Vahideh Zareh Gavgani
Full Text Available Background and Objectives: Evidence based librarianship (EBL was defined as “use of best available evidence from qualitative and quantitative research results and rational experience and decisions acquired from the daily practice of library”. However there are controversies about if the nature of EBL deals with library services or professional practice and if it needs a formal education or informal continuing education is enough? To shed light on this ambiguity, the aim of this study was to find out the state-of-the-art of education of EBL in the world. Material and Methods: The study utilized library and documentation methods to investigate the academic education of EBL through review of the available literature and websites. Results: The findings of the study revealed that evidence based librarianship does have formal curriculum for academic education in post graduate levels (post master and master. It also revealed that “Evidence Based Approach” (EBA and “Evidence Based Medicine” (EBM were also similar courses that are offered in Master and PhD levels. Conclusion: Based on the history and revolution of EBA, it is time to develop formal curriculum and field of study for Evidence Based Information Practice. This study suggests establishment of the academic field of Evidence Based and Information Science to overcome the problems and limitations that library science faces in practice.
Pallari, Elena; Fox, Anthony W; Lewison, Grant

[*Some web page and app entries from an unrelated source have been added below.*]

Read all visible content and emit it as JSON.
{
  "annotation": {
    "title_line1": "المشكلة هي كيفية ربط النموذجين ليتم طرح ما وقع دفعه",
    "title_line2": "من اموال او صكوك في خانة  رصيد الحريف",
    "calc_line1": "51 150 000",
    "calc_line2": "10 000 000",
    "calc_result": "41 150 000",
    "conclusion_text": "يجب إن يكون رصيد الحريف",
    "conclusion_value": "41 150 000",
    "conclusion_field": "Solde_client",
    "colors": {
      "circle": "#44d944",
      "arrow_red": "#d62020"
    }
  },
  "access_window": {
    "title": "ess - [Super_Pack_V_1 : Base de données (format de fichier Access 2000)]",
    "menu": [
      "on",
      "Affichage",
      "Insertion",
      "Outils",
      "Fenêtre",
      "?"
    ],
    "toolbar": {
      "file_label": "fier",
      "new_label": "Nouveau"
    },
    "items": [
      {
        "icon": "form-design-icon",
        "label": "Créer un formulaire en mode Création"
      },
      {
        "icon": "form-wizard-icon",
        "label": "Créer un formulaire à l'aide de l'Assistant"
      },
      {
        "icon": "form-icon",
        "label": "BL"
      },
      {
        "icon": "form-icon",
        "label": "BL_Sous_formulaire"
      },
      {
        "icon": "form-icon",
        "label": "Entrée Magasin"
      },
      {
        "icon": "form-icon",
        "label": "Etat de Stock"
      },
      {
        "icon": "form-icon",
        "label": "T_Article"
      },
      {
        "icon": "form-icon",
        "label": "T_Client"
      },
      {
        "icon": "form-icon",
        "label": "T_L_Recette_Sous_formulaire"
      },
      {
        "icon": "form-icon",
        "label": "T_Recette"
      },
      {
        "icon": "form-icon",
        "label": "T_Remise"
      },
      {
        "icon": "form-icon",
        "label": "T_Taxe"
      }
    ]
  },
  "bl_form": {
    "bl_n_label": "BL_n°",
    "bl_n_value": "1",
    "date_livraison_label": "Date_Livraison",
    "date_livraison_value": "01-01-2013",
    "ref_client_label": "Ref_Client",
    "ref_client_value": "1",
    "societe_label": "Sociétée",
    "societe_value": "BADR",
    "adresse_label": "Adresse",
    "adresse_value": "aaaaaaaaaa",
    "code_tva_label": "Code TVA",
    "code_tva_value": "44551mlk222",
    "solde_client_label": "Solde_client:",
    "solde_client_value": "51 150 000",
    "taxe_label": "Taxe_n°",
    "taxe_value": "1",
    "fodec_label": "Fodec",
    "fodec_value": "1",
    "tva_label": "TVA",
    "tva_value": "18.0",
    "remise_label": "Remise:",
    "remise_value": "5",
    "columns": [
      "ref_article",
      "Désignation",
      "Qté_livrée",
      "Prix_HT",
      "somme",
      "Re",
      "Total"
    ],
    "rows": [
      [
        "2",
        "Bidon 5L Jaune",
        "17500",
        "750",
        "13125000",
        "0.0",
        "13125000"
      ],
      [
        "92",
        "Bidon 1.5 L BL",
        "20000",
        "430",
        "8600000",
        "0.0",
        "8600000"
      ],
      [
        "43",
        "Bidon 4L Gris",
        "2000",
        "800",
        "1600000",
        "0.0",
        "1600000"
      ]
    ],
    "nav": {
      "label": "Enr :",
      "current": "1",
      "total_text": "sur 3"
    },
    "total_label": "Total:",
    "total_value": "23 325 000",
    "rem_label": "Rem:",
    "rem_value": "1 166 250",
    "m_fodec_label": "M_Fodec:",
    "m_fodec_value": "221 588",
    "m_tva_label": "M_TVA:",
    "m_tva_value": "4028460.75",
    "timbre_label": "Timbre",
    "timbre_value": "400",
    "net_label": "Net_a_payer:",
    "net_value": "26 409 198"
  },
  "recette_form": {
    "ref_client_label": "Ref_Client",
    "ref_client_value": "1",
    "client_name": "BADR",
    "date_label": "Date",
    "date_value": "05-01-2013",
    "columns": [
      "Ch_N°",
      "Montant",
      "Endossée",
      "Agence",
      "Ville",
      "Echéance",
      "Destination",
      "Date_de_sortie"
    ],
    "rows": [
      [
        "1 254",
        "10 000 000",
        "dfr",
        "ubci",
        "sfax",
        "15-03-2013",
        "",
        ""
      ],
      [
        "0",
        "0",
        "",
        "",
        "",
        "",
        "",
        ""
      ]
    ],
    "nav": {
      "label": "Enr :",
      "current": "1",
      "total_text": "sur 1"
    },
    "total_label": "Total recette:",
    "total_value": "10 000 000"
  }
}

This is an appraisal of the impact of cited research evidence underpinning the development of cancer clinical practice guidelines (CPGs) by the professional bodies of the European Society for Medical Oncology (ESMO), the National Institute for Health and Care Excellence (NICE) and the Scottish Intercollegiate Guidelines Network (SIGN). A total of 101 CPGs were identified from ESMO, NICE and SIGN websites across 13 cancer sites. Their 9486 cited references were downloaded from the Web of Science Clarivate Group database, analysed on Excel (2016) using Visual Basic Application macros and imported onto SPSS (V.24.0) for statistical tests. ESMO CPGs mostly cited research from Western Europe, while the NICE and SIGN ones from the UK, Canada, Australia and Scandinavian countries. The ESMO CPGs cited more recent and basic research (eg, drugs treatment), in comparison with NICE and SIGN CPGs where older and more clinical research (eg, surgery) papers were referenced. This chronological difference in the evidence base is also in line with that ESMO has a shorter gap between the publication of the research and its citation on the CPGs. It was demonstrated that ESMO CPGs report more chemotherapy research, while the NICE and SIGN CPGs report more surgery, with the results being statistically significant. We showed that ESMO, NICE and SIGN differ in their evidence base of CPGs. Healthcare professionals should be aware of this heterogeneity in effective decision-making of tailored treatments to patients, irrespective of geographic location across Europe.